• [TASK DETAILS] Output the records precisely as they stand. Pictures are to be skipped.

Data records for software interfaces
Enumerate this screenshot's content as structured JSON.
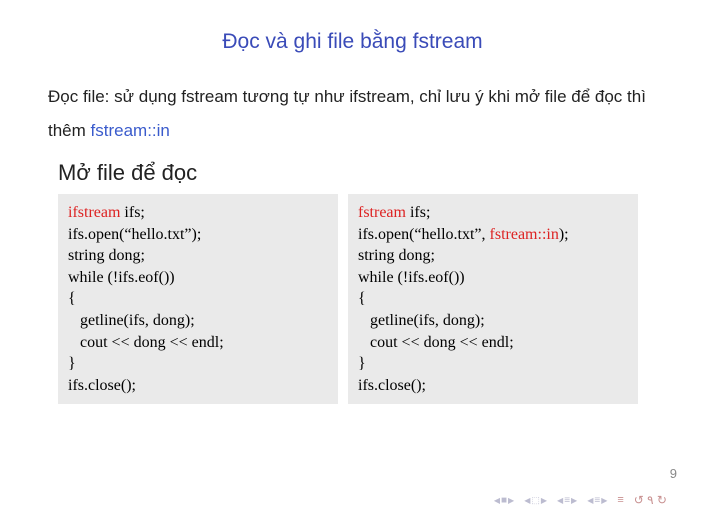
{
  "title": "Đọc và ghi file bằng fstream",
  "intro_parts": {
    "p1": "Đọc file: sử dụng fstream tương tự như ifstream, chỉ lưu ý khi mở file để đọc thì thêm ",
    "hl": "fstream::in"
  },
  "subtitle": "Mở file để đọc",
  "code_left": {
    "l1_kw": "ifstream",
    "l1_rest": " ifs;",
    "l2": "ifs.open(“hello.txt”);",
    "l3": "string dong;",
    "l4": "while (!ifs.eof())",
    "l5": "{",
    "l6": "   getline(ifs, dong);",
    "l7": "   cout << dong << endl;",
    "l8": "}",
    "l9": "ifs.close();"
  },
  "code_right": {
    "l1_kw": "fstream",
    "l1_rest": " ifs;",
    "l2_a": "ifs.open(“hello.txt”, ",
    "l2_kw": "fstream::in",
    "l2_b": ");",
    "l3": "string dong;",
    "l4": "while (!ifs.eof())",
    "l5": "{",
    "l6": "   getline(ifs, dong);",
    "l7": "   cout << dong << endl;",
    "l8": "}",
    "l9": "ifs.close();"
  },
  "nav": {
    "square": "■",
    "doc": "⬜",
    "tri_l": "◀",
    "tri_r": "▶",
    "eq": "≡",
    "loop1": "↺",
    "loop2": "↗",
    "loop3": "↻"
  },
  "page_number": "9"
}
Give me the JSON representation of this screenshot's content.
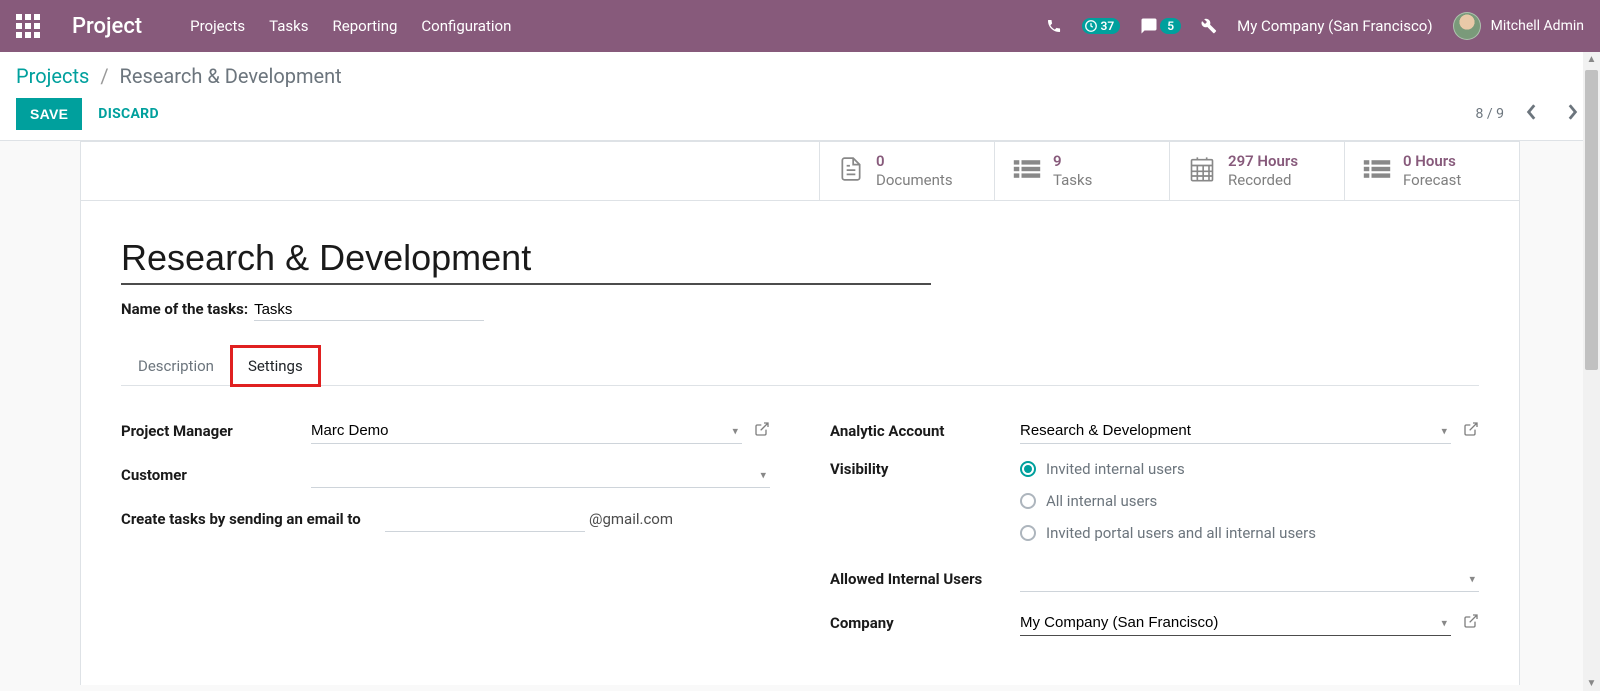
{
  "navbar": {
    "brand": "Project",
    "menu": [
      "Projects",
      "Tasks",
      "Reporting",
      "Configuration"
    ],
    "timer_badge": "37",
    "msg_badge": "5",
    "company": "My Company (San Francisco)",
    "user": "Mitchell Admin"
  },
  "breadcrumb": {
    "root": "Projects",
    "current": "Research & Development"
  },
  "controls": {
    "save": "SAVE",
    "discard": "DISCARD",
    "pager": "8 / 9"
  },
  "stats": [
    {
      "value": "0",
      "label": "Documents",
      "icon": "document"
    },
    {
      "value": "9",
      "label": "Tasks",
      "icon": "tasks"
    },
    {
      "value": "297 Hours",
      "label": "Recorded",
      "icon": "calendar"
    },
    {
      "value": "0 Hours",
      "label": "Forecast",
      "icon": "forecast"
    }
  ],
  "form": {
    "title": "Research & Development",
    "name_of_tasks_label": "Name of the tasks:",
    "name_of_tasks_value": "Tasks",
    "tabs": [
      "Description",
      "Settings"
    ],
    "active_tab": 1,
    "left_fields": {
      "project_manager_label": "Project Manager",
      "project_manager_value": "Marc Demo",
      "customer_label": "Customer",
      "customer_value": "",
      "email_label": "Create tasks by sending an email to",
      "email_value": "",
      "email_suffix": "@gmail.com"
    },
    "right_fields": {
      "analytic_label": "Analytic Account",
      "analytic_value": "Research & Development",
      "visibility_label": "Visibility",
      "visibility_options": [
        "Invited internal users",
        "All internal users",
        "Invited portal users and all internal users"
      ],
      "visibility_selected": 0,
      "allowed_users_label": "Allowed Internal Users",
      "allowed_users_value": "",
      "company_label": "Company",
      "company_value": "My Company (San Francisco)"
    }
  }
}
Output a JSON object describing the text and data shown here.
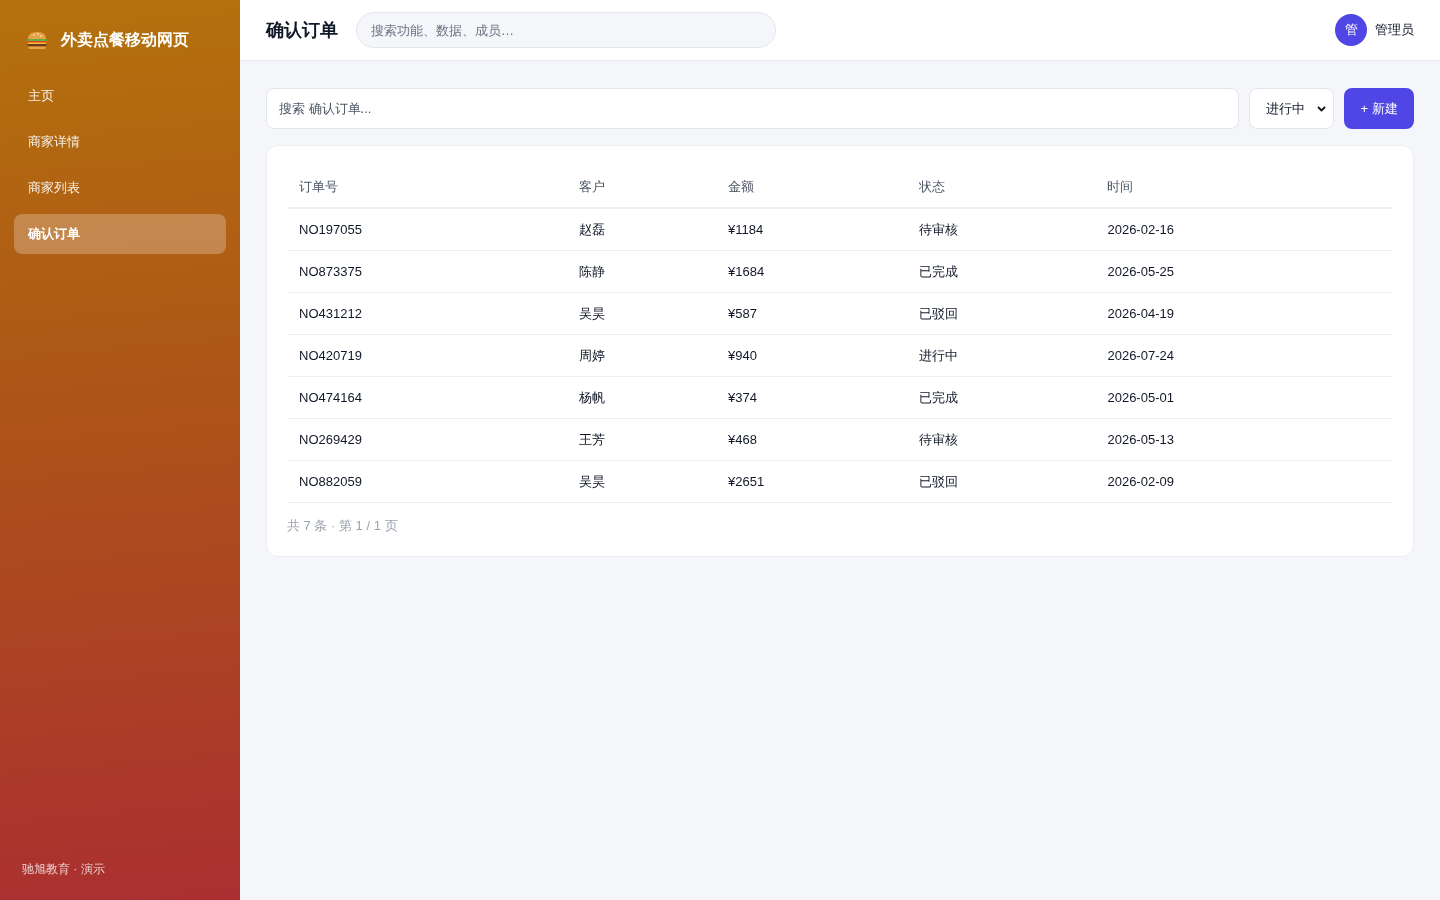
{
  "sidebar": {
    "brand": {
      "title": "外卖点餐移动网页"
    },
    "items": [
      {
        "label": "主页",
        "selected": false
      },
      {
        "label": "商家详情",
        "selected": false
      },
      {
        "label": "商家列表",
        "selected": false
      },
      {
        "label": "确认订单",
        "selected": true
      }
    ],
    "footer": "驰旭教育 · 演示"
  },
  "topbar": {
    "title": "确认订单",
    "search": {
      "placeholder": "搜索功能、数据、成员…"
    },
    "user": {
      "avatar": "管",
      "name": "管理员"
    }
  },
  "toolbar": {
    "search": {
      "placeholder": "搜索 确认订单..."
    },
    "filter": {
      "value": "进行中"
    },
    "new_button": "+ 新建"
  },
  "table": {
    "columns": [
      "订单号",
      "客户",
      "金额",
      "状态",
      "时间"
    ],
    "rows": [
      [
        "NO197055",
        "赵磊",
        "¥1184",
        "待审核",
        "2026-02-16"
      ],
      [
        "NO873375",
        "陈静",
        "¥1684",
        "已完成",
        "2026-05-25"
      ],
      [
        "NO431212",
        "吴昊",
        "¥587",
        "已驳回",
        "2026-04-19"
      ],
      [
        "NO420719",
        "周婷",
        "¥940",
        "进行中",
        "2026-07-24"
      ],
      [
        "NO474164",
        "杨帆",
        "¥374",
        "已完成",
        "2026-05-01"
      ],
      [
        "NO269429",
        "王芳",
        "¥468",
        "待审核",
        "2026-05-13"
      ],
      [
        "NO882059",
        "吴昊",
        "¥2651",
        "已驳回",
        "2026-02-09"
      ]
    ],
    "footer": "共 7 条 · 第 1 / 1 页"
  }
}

• [ANSWER BOX]
Enumerate this screenshot's content as structured JSON.
{
  "title": "Đọc và ghi file bằng fstream",
  "intro_parts": {
    "p1": "Đọc file: sử dụng fstream tương tự như ifstream, chỉ lưu ý khi mở file để đọc thì thêm ",
    "hl": "fstream::in"
  },
  "subtitle": "Mở file để đọc",
  "code_left": {
    "l1_kw": "ifstream",
    "l1_rest": " ifs;",
    "l2": "ifs.open(“hello.txt”);",
    "l3": "string dong;",
    "l4": "while (!ifs.eof())",
    "l5": "{",
    "l6": "   getline(ifs, dong);",
    "l7": "   cout << dong << endl;",
    "l8": "}",
    "l9": "ifs.close();"
  },
  "code_right": {
    "l1_kw": "fstream",
    "l1_rest": " ifs;",
    "l2_a": "ifs.open(“hello.txt”, ",
    "l2_kw": "fstream::in",
    "l2_b": ");",
    "l3": "string dong;",
    "l4": "while (!ifs.eof())",
    "l5": "{",
    "l6": "   getline(ifs, dong);",
    "l7": "   cout << dong << endl;",
    "l8": "}",
    "l9": "ifs.close();"
  },
  "nav": {
    "square": "■",
    "doc": "⬜",
    "tri_l": "◀",
    "tri_r": "▶",
    "eq": "≡",
    "loop1": "↺",
    "loop2": "↗",
    "loop3": "↻"
  },
  "page_number": "9"
}
Give me the JSON representation of this screenshot's content.
{
  "navbar": {
    "brand": "Project",
    "menu": [
      "Projects",
      "Tasks",
      "Reporting",
      "Configuration"
    ],
    "timer_badge": "37",
    "msg_badge": "5",
    "company": "My Company (San Francisco)",
    "user": "Mitchell Admin"
  },
  "breadcrumb": {
    "root": "Projects",
    "current": "Research & Development"
  },
  "controls": {
    "save": "SAVE",
    "discard": "DISCARD",
    "pager": "8 / 9"
  },
  "stats": [
    {
      "value": "0",
      "label": "Documents",
      "icon": "document"
    },
    {
      "value": "9",
      "label": "Tasks",
      "icon": "tasks"
    },
    {
      "value": "297 Hours",
      "label": "Recorded",
      "icon": "calendar"
    },
    {
      "value": "0 Hours",
      "label": "Forecast",
      "icon": "forecast"
    }
  ],
  "form": {
    "title": "Research & Development",
    "name_of_tasks_label": "Name of the tasks:",
    "name_of_tasks_value": "Tasks",
    "tabs": [
      "Description",
      "Settings"
    ],
    "active_tab": 1,
    "left_fields": {
      "project_manager_label": "Project Manager",
      "project_manager_value": "Marc Demo",
      "customer_label": "Customer",
      "customer_value": "",
      "email_label": "Create tasks by sending an email to",
      "email_value": "",
      "email_suffix": "@gmail.com"
    },
    "right_fields": {
      "analytic_label": "Analytic Account",
      "analytic_value": "Research & Development",
      "visibility_label": "Visibility",
      "visibility_options": [
        "Invited internal users",
        "All internal users",
        "Invited portal users and all internal users"
      ],
      "visibility_selected": 0,
      "allowed_users_label": "Allowed Internal Users",
      "allowed_users_value": "",
      "company_label": "Company",
      "company_value": "My Company (San Francisco)"
    }
  }
}
Output a JSON object describing the text and data shown here.
{
  "sidebar": {
    "brand": {
      "title": "外卖点餐移动网页"
    },
    "items": [
      {
        "label": "主页",
        "selected": false
      },
      {
        "label": "商家详情",
        "selected": false
      },
      {
        "label": "商家列表",
        "selected": false
      },
      {
        "label": "确认订单",
        "selected": true
      }
    ],
    "footer": "驰旭教育 · 演示"
  },
  "topbar": {
    "title": "确认订单",
    "search": {
      "placeholder": "搜索功能、数据、成员…"
    },
    "user": {
      "avatar": "管",
      "name": "管理员"
    }
  },
  "toolbar": {
    "search": {
      "placeholder": "搜索 确认订单..."
    },
    "filter": {
      "value": "进行中"
    },
    "new_button": "+ 新建"
  },
  "table": {
    "columns": [
      "订单号",
      "客户",
      "金额",
      "状态",
      "时间"
    ],
    "rows": [
      [
        "NO197055",
        "赵磊",
        "¥1184",
        "待审核",
        "2026-02-16"
      ],
      [
        "NO873375",
        "陈静",
        "¥1684",
        "已完成",
        "2026-05-25"
      ],
      [
        "NO431212",
        "吴昊",
        "¥587",
        "已驳回",
        "2026-04-19"
      ],
      [
        "NO420719",
        "周婷",
        "¥940",
        "进行中",
        "2026-07-24"
      ],
      [
        "NO474164",
        "杨帆",
        "¥374",
        "已完成",
        "2026-05-01"
      ],
      [
        "NO269429",
        "王芳",
        "¥468",
        "待审核",
        "2026-05-13"
      ],
      [
        "NO882059",
        "吴昊",
        "¥2651",
        "已驳回",
        "2026-02-09"
      ]
    ],
    "footer": "共 7 条 · 第 1 / 1 页"
  }
}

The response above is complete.